Work required:
Your reply is to be the lines below, exactly as written, with images omitted.

Records Block Start

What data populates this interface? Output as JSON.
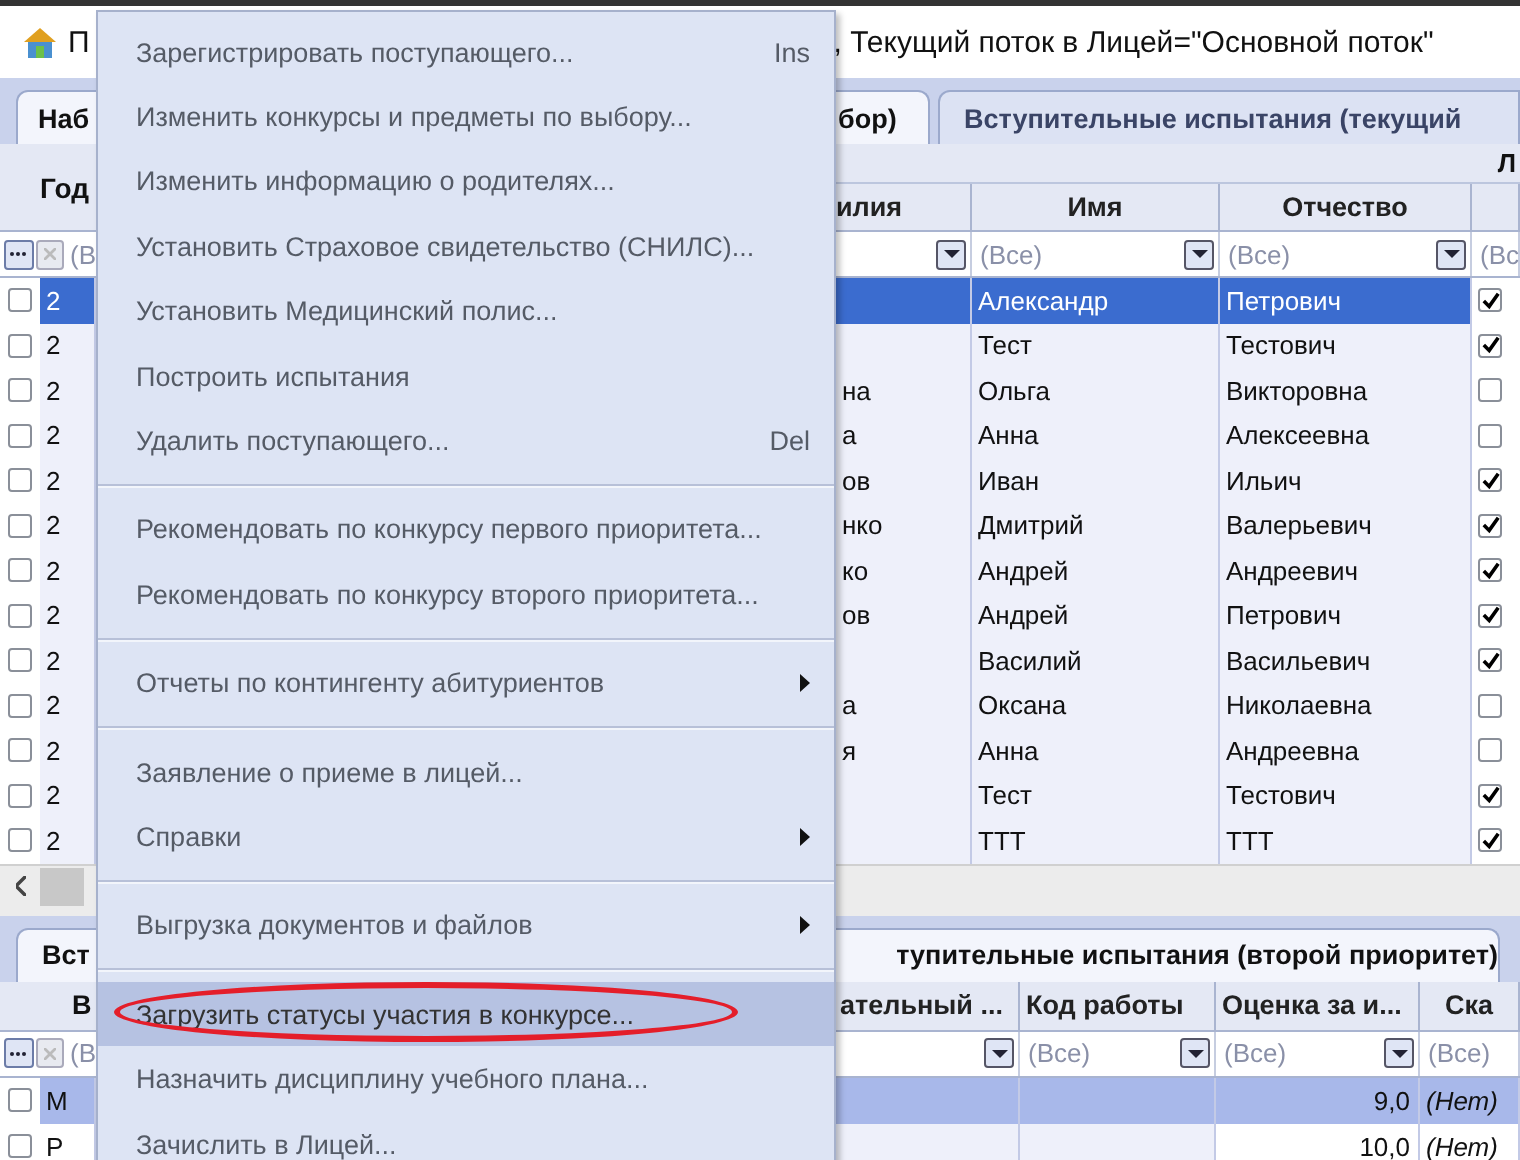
{
  "title": {
    "start": "П",
    "end": ", Текущий поток в Лицей=\"Основной поток\""
  },
  "tabs": [
    {
      "label_start": "Наб",
      "label_end": "бор)",
      "selected": true
    },
    {
      "label": "Вступительные испытания (текущий",
      "selected": false
    }
  ],
  "top_grid": {
    "year_header": "Год",
    "band_label": "Л",
    "columns": [
      "илия",
      "Имя",
      "Отчество"
    ],
    "filters": {
      "left": "(В",
      "name": "(Все)",
      "patronymic": "(Все)",
      "last": "(Вс"
    },
    "rows": [
      {
        "checked": false,
        "year": "2",
        "name": "Александр",
        "patronymic": "Петрович",
        "flag": true,
        "selected": true
      },
      {
        "checked": false,
        "year": "2",
        "name": "Тест",
        "patronymic": "Тестович",
        "flag": true,
        "selected": false
      },
      {
        "checked": false,
        "year": "2",
        "surname": "на",
        "name": "Ольга",
        "patronymic": "Викторовна",
        "flag": false,
        "selected": false
      },
      {
        "checked": false,
        "year": "2",
        "surname": "а",
        "name": "Анна",
        "patronymic": "Алексеевна",
        "flag": false,
        "selected": false
      },
      {
        "checked": false,
        "year": "2",
        "surname": "ов",
        "name": "Иван",
        "patronymic": "Ильич",
        "flag": true,
        "selected": false
      },
      {
        "checked": false,
        "year": "2",
        "surname": "нко",
        "name": "Дмитрий",
        "patronymic": "Валерьевич",
        "flag": true,
        "selected": false
      },
      {
        "checked": false,
        "year": "2",
        "surname": "ко",
        "name": "Андрей",
        "patronymic": "Андреевич",
        "flag": true,
        "selected": false
      },
      {
        "checked": false,
        "year": "2",
        "surname": "ов",
        "name": "Андрей",
        "patronymic": "Петрович",
        "flag": true,
        "selected": false
      },
      {
        "checked": false,
        "year": "2",
        "name": "Василий",
        "patronymic": "Васильевич",
        "flag": true,
        "selected": false
      },
      {
        "checked": false,
        "year": "2",
        "surname": "а",
        "name": "Оксана",
        "patronymic": "Николаевна",
        "flag": false,
        "selected": false
      },
      {
        "checked": false,
        "year": "2",
        "surname": "я",
        "name": "Анна",
        "patronymic": "Андреевна",
        "flag": false,
        "selected": false
      },
      {
        "checked": false,
        "year": "2",
        "name": "Тест",
        "patronymic": "Тестович",
        "flag": true,
        "selected": false
      },
      {
        "checked": false,
        "year": "2",
        "name": "ТТТ",
        "patronymic": "ТТТ",
        "flag": true,
        "selected": false
      }
    ]
  },
  "bottom_tabs": [
    {
      "label_start": "Вст",
      "label_end": "тупительные испытания (второй приоритет)",
      "selected": true
    }
  ],
  "bottom_grid": {
    "first_header": "В",
    "columns": [
      "ательный ...",
      "Код работы",
      "Оценка за и...",
      "Ска"
    ],
    "filters": {
      "left": "(В",
      "code": "(Все)",
      "score": "(Все)",
      "last": "(Все)"
    },
    "rows": [
      {
        "checked": false,
        "first": "М",
        "score": "9,0",
        "status": "(Нет)",
        "selected": true
      },
      {
        "checked": false,
        "first": "Р",
        "score": "10,0",
        "status": "(Нет)",
        "selected": false
      }
    ]
  },
  "menu": {
    "items": [
      {
        "kind": "item",
        "label": "Зарегистрировать поступающего...",
        "shortcut": "Ins",
        "submenu": false,
        "selected": false,
        "annotated": false
      },
      {
        "kind": "item",
        "label": "Изменить конкурсы и предметы по выбору...",
        "submenu": false,
        "selected": false,
        "annotated": false
      },
      {
        "kind": "item",
        "label": "Изменить информацию о родителях...",
        "submenu": false,
        "selected": false,
        "annotated": false
      },
      {
        "kind": "item",
        "label": "Установить Страховое свидетельство (СНИЛС)...",
        "submenu": false,
        "selected": false,
        "annotated": false
      },
      {
        "kind": "item",
        "label": "Установить Медицинский полис...",
        "submenu": false,
        "selected": false,
        "annotated": false
      },
      {
        "kind": "item",
        "label": "Построить испытания",
        "submenu": false,
        "selected": false,
        "annotated": false
      },
      {
        "kind": "item",
        "label": "Удалить поступающего...",
        "shortcut": "Del",
        "submenu": false,
        "selected": false,
        "annotated": false
      },
      {
        "kind": "separator"
      },
      {
        "kind": "item",
        "label": "Рекомендовать по конкурсу первого приоритета...",
        "submenu": false,
        "selected": false,
        "annotated": false
      },
      {
        "kind": "item",
        "label": "Рекомендовать по конкурсу второго приоритета...",
        "submenu": false,
        "selected": false,
        "annotated": false
      },
      {
        "kind": "separator"
      },
      {
        "kind": "item",
        "label": "Отчеты по контингенту абитуриентов",
        "submenu": true,
        "selected": false,
        "annotated": false
      },
      {
        "kind": "separator"
      },
      {
        "kind": "item",
        "label": "Заявление о приеме в лицей...",
        "submenu": false,
        "selected": false,
        "annotated": false
      },
      {
        "kind": "item",
        "label": "Справки",
        "submenu": true,
        "selected": false,
        "annotated": false
      },
      {
        "kind": "separator"
      },
      {
        "kind": "item",
        "label": "Выгрузка документов и файлов",
        "submenu": true,
        "selected": false,
        "annotated": false
      },
      {
        "kind": "separator"
      },
      {
        "kind": "item",
        "label": "Загрузить статусы участия в конкурсе...",
        "submenu": false,
        "selected": true,
        "annotated": true
      },
      {
        "kind": "item",
        "label": "Назначить дисциплину учебного плана...",
        "submenu": false,
        "selected": false,
        "annotated": false
      },
      {
        "kind": "item",
        "label": "Зачислить в Лицей...",
        "submenu": false,
        "selected": false,
        "annotated": false
      }
    ]
  }
}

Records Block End

Output for this task:
What data populates this interface? Output as JSON.
{
  "title": {
    "start": "П",
    "end": ", Текущий поток в Лицей=\"Основной поток\""
  },
  "tabs": [
    {
      "label_start": "Наб",
      "label_end": "бор)",
      "selected": true
    },
    {
      "label": "Вступительные испытания (текущий",
      "selected": false
    }
  ],
  "top_grid": {
    "year_header": "Год",
    "band_label": "Л",
    "columns": [
      "илия",
      "Имя",
      "Отчество"
    ],
    "filters": {
      "left": "(В",
      "name": "(Все)",
      "patronymic": "(Все)",
      "last": "(Вс"
    },
    "rows": [
      {
        "checked": false,
        "year": "2",
        "name": "Александр",
        "patronymic": "Петрович",
        "flag": true,
        "selected": true
      },
      {
        "checked": false,
        "year": "2",
        "name": "Тест",
        "patronymic": "Тестович",
        "flag": true,
        "selected": false
      },
      {
        "checked": false,
        "year": "2",
        "surname": "на",
        "name": "Ольга",
        "patronymic": "Викторовна",
        "flag": false,
        "selected": false
      },
      {
        "checked": false,
        "year": "2",
        "surname": "а",
        "name": "Анна",
        "patronymic": "Алексеевна",
        "flag": false,
        "selected": false
      },
      {
        "checked": false,
        "year": "2",
        "surname": "ов",
        "name": "Иван",
        "patronymic": "Ильич",
        "flag": true,
        "selected": false
      },
      {
        "checked": false,
        "year": "2",
        "surname": "нко",
        "name": "Дмитрий",
        "patronymic": "Валерьевич",
        "flag": true,
        "selected": false
      },
      {
        "checked": false,
        "year": "2",
        "surname": "ко",
        "name": "Андрей",
        "patronymic": "Андреевич",
        "flag": true,
        "selected": false
      },
      {
        "checked": false,
        "year": "2",
        "surname": "ов",
        "name": "Андрей",
        "patronymic": "Петрович",
        "flag": true,
        "selected": false
      },
      {
        "checked": false,
        "year": "2",
        "name": "Василий",
        "patronymic": "Васильевич",
        "flag": true,
        "selected": false
      },
      {
        "checked": false,
        "year": "2",
        "surname": "а",
        "name": "Оксана",
        "patronymic": "Николаевна",
        "flag": false,
        "selected": false
      },
      {
        "checked": false,
        "year": "2",
        "surname": "я",
        "name": "Анна",
        "patronymic": "Андреевна",
        "flag": false,
        "selected": false
      },
      {
        "checked": false,
        "year": "2",
        "name": "Тест",
        "patronymic": "Тестович",
        "flag": true,
        "selected": false
      },
      {
        "checked": false,
        "year": "2",
        "name": "ТТТ",
        "patronymic": "ТТТ",
        "flag": true,
        "selected": false
      }
    ]
  },
  "bottom_tabs": [
    {
      "label_start": "Вст",
      "label_end": "тупительные испытания (второй приоритет)",
      "selected": true
    }
  ],
  "bottom_grid": {
    "first_header": "В",
    "columns": [
      "ательный ...",
      "Код работы",
      "Оценка за и...",
      "Ска"
    ],
    "filters": {
      "left": "(В",
      "code": "(Все)",
      "score": "(Все)",
      "last": "(Все)"
    },
    "rows": [
      {
        "checked": false,
        "first": "М",
        "score": "9,0",
        "status": "(Нет)",
        "selected": true
      },
      {
        "checked": false,
        "first": "Р",
        "score": "10,0",
        "status": "(Нет)",
        "selected": false
      }
    ]
  },
  "menu": {
    "items": [
      {
        "kind": "item",
        "label": "Зарегистрировать поступающего...",
        "shortcut": "Ins",
        "submenu": false,
        "selected": false,
        "annotated": false
      },
      {
        "kind": "item",
        "label": "Изменить конкурсы и предметы по выбору...",
        "submenu": false,
        "selected": false,
        "annotated": false
      },
      {
        "kind": "item",
        "label": "Изменить информацию о родителях...",
        "submenu": false,
        "selected": false,
        "annotated": false
      },
      {
        "kind": "item",
        "label": "Установить Страховое свидетельство (СНИЛС)...",
        "submenu": false,
        "selected": false,
        "annotated": false
      },
      {
        "kind": "item",
        "label": "Установить Медицинский полис...",
        "submenu": false,
        "selected": false,
        "annotated": false
      },
      {
        "kind": "item",
        "label": "Построить испытания",
        "submenu": false,
        "selected": false,
        "annotated": false
      },
      {
        "kind": "item",
        "label": "Удалить поступающего...",
        "shortcut": "Del",
        "submenu": false,
        "selected": false,
        "annotated": false
      },
      {
        "kind": "separator"
      },
      {
        "kind": "item",
        "label": "Рекомендовать по конкурсу первого приоритета...",
        "submenu": false,
        "selected": false,
        "annotated": false
      },
      {
        "kind": "item",
        "label": "Рекомендовать по конкурсу второго приоритета...",
        "submenu": false,
        "selected": false,
        "annotated": false
      },
      {
        "kind": "separator"
      },
      {
        "kind": "item",
        "label": "Отчеты по контингенту абитуриентов",
        "submenu": true,
        "selected": false,
        "annotated": false
      },
      {
        "kind": "separator"
      },
      {
        "kind": "item",
        "label": "Заявление о приеме в лицей...",
        "submenu": false,
        "selected": false,
        "annotated": false
      },
      {
        "kind": "item",
        "label": "Справки",
        "submenu": true,
        "selected": false,
        "annotated": false
      },
      {
        "kind": "separator"
      },
      {
        "kind": "item",
        "label": "Выгрузка документов и файлов",
        "submenu": true,
        "selected": false,
        "annotated": false
      },
      {
        "kind": "separator"
      },
      {
        "kind": "item",
        "label": "Загрузить статусы участия в конкурсе...",
        "submenu": false,
        "selected": true,
        "annotated": true
      },
      {
        "kind": "item",
        "label": "Назначить дисциплину учебного плана...",
        "submenu": false,
        "selected": false,
        "annotated": false
      },
      {
        "kind": "item",
        "label": "Зачислить в Лицей...",
        "submenu": false,
        "selected": false,
        "annotated": false
      }
    ]
  }
}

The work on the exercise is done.